The Importance of Being a Heretic

In a world where much of society — and even much of science — has succumbed to groupthink, it is refreshing to see a distinguished scientist who recognises the vital role of heretics in both science and society.

As a scientist I do not have much faith in predictions. Science is organized unpredictability. The best scientists like to arrange things in an experiment to be as unpredictable as possible, and then they do the experiment to see what will happen. You might say that if something is predictable then it is not science. When I make predictions, I am not speaking as a scientist. I am speaking as a story-teller, and my predictions are science-fiction rather than science. The predictions of science-fiction writers are notoriously inaccurate. Their purpose is to imagine what might happen rather than to describe what will happen. I will be telling stories that challenge the prevailing dogmas of today. The prevailing dogmas may be right, but they still need to be challenged. I am proud to be a heretic. The world always needs heretics to challenge the prevailing orthodoxies.

…Everyone agrees that the climate is changing, but there are violently diverging opinions about the causes of change, about the consequences of change, and about possible remedies. I am promoting a heretical opinion, the first of three heresies that I will discuss in this piece.

My first heresy says that all the fuss about global warming is grossly exaggerated. Here I am opposing the holy brotherhood of climate model experts and the crowd of deluded citizens who believe the numbers predicted by the computer models. Of course, they say, I have no degree in meteorology and I am therefore not qualified to speak. But I have studied the climate models and I know what they can do. The models solve the equations of fluid dynamics, and they do a very good job of describing the fluid motions of the atmosphere and the oceans. They do a very poor job of describing the clouds, the dust, the chemistry and the biology of fields and farms and forests. They do not begin to describe the real world that we live in. The real world is muddy and messy and full of things that we do not yet understand. It is much easier for a scientist to sit in an air-conditioned building and run computer models, than to put on winter clothes and measure what is really happening outside in the swamps and the clouds. That is why the climate model experts end up believing their own models.

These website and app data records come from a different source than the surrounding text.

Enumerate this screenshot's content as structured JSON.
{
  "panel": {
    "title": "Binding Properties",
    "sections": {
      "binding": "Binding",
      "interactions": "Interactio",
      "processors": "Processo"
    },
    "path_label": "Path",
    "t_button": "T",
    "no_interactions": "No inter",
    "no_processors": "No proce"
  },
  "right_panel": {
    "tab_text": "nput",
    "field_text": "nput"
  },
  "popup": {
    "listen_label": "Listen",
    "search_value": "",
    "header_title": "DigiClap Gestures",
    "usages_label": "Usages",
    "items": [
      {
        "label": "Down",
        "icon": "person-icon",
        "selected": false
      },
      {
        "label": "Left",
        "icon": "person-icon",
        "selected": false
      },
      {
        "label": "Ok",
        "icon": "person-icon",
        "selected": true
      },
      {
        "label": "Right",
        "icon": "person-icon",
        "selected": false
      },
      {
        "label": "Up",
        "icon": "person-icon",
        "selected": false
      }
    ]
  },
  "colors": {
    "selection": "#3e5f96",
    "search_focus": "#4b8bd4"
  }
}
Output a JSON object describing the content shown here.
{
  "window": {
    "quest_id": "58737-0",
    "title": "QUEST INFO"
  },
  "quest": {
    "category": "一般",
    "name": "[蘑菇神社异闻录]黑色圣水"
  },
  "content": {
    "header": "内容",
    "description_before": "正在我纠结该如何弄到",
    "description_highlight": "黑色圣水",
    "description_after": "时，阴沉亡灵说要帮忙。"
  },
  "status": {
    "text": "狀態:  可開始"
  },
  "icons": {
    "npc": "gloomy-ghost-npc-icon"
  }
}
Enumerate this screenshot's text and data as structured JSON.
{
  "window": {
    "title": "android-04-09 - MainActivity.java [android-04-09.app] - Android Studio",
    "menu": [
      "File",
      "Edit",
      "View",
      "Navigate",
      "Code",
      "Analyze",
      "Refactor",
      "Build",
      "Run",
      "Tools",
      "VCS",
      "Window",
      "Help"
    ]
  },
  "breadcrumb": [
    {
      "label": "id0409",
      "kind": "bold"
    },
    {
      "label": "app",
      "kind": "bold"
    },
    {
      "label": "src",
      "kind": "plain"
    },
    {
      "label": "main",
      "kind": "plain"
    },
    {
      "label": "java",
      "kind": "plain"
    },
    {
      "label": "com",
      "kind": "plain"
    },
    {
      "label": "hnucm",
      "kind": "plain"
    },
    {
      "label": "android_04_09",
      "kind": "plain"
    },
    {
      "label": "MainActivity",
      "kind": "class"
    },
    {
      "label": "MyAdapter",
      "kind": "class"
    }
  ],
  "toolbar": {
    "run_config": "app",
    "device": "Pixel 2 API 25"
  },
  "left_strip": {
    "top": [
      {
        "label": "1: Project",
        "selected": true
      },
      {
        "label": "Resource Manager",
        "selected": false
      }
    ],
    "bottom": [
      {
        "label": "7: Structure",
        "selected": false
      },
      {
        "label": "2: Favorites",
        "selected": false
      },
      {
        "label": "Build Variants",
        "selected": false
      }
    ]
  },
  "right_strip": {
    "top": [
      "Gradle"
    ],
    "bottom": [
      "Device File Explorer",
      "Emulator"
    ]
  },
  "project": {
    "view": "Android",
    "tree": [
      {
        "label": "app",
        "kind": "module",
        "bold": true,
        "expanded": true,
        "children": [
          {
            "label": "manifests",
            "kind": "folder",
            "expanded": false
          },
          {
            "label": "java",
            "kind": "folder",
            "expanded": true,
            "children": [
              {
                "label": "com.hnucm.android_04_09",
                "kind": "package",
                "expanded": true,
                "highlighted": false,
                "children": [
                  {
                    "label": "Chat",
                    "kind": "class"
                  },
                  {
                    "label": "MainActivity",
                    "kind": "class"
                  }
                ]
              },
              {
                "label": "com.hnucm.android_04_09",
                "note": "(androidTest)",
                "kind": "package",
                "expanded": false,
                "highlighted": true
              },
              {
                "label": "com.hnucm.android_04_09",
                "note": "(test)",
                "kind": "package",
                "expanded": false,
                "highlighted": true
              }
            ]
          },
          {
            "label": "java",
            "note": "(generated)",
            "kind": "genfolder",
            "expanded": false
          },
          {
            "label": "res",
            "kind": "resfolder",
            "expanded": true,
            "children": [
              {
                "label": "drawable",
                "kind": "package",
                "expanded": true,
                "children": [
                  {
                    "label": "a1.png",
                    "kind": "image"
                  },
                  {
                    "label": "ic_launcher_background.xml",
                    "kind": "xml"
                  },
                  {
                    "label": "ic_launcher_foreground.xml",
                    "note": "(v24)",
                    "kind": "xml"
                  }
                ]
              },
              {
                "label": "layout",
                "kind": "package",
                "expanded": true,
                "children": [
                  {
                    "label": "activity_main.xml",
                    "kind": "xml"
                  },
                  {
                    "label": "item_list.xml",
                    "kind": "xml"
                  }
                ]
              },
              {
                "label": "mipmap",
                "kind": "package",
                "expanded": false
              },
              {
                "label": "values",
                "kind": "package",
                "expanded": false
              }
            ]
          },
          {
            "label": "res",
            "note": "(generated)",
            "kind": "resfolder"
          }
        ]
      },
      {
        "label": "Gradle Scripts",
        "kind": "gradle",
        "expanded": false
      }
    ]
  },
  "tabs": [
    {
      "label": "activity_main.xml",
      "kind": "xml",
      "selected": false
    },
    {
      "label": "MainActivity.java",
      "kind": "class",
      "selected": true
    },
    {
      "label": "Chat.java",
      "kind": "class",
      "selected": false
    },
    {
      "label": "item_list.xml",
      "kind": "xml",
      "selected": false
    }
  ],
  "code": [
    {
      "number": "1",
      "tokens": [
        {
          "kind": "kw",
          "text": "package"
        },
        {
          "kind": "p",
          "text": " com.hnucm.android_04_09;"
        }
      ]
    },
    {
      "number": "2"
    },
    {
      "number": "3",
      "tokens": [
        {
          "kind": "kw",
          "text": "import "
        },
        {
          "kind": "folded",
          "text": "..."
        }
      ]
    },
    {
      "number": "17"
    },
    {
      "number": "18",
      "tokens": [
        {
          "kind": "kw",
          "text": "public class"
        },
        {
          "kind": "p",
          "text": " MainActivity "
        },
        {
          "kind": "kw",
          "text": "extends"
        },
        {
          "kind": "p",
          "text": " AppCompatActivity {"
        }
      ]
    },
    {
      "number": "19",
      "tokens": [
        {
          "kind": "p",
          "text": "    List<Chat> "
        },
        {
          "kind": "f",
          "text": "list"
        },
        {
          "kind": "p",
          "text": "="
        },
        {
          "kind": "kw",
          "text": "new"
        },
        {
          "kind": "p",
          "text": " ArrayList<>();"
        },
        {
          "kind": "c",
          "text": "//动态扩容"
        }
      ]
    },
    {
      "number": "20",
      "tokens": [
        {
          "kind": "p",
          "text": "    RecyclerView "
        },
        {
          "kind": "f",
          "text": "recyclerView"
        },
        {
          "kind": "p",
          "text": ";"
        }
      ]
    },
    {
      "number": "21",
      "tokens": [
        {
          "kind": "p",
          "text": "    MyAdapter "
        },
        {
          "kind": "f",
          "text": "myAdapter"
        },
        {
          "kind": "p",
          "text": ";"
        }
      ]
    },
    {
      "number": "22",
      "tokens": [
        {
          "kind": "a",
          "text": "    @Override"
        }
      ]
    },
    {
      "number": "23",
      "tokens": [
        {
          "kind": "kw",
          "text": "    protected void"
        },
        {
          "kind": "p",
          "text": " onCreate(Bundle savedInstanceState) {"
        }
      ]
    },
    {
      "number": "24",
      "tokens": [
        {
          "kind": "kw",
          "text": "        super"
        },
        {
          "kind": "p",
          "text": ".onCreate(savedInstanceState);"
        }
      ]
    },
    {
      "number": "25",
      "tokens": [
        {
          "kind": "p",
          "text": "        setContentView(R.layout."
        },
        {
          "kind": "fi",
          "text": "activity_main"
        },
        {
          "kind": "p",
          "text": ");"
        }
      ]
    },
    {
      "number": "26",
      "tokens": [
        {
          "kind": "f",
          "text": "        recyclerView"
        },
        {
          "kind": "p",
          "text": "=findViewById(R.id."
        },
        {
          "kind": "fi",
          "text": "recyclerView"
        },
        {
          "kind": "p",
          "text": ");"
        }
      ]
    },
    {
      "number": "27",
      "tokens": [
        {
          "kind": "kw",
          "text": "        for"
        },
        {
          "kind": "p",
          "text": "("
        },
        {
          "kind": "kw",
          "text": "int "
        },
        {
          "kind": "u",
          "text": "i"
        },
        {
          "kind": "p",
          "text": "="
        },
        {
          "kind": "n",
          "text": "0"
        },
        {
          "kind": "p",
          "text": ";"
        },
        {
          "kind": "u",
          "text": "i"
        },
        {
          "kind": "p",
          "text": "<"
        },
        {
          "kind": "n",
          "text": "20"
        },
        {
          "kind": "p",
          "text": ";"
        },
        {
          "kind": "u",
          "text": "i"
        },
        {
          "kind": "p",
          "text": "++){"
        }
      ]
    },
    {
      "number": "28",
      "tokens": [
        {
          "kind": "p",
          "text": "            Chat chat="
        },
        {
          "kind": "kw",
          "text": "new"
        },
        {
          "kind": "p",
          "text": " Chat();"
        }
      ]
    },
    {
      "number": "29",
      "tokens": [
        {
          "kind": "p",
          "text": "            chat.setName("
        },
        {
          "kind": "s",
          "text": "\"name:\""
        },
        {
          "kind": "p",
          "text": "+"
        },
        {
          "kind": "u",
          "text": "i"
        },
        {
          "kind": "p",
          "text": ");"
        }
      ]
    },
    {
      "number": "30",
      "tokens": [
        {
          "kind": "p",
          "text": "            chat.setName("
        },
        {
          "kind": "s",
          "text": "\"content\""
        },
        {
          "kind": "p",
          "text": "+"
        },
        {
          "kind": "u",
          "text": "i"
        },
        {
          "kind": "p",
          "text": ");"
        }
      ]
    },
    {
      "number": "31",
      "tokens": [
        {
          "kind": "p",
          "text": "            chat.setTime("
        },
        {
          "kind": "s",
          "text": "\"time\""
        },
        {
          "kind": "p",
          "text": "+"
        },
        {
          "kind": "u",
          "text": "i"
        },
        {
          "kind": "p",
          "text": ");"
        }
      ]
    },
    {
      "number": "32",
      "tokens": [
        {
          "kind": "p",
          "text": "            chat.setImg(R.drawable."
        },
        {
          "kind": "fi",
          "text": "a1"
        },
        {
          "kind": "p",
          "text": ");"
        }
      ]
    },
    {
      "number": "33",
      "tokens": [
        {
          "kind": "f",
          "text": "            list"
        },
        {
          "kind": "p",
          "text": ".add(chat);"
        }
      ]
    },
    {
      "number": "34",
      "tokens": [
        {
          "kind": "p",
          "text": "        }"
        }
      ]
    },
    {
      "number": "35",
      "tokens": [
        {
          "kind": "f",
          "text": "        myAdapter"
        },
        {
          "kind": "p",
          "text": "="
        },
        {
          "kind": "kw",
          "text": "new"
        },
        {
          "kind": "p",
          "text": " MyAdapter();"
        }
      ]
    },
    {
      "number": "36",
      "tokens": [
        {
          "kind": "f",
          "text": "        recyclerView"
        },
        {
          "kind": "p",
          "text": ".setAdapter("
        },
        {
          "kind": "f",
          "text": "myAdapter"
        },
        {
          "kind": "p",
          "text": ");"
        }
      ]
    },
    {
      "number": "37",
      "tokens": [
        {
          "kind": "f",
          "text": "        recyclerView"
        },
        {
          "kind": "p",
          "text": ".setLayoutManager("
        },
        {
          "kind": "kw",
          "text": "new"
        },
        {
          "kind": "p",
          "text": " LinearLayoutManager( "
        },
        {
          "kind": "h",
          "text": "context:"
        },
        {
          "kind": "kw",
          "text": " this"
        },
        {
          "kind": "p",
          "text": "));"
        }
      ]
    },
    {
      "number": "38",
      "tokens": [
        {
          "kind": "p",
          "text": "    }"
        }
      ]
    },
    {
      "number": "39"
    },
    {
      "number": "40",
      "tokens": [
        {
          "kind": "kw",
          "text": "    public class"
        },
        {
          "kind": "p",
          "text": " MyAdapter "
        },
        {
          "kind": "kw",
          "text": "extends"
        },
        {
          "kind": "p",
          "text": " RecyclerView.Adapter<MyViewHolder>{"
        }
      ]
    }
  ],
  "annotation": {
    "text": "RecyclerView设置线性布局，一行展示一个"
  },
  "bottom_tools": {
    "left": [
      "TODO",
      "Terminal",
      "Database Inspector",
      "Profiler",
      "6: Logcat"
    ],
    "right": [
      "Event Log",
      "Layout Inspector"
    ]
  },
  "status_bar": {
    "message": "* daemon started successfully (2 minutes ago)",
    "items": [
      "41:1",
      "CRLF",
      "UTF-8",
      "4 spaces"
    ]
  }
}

…To stop the carbon in the atmosphere from increasing, we only need to grow the biomass in the soil by a hundredth of an inch per year. Good topsoil contains about ten percent biomass, [Schlesinger, 1977], so a hundredth of an inch of biomass growth means about a tenth of an inch of topsoil. Changes in farming practices such as no-till farming, avoiding the use of the plow, cause biomass to grow at least as fast as this. If we plant crops without plowing the soil, more of the biomass goes into roots which stay in the soil, and less returns to the atmosphere. If we use genetic engineering to put more biomass into roots, we can probably achieve much more rapid growth of topsoil. I conclude from this calculation that the problem of carbon dioxide in the atmosphere is a problem of land management, not a problem of meteorology. No computer model of atmosphere and ocean can hope to predict the way we shall manage our land. Freeman Dyson

Go to and read the full article, a refreshingly intelligent look at the world, in comparison to what is typically available in the media.

Al Fin blog has devoted a great deal of time to the conformity–the groupthink–that pervades academia, the media, and society at large. I use terms such as “academic lobotomy”, “psychological neoteny”, and “malignant narcissism” to describe how a generally healthy society might allow itself to sink into brain killing conformity.

The good news is that people such as Freeman Dyson are alive and communicating their ideas. The bad news is that academia and the media are doing their utmost to reduce the number of intelligent and heretical replacements that western society needs.

Most people will never reach the next level. The wisdom, intelligence, and originality–the overall competence needed–is not being shaped by a vacuous and incompetent pseudo-intelligentsia, that has taken control of the academic and intellectual landscape. Young people of promise are being wasted in large number by a system that is afraid of the threat that heretics and challengers might pose.

Adapted from an earlier article first published on Al Fin blog.

This entry was posted in Folly of Prediction, Groupthink, Philosophy, Science and tagged . Bookmark the permalink.

One Response to The Importance of Being a Heretic

  1. Pingback: Randoms | Foseti

Comments are closed.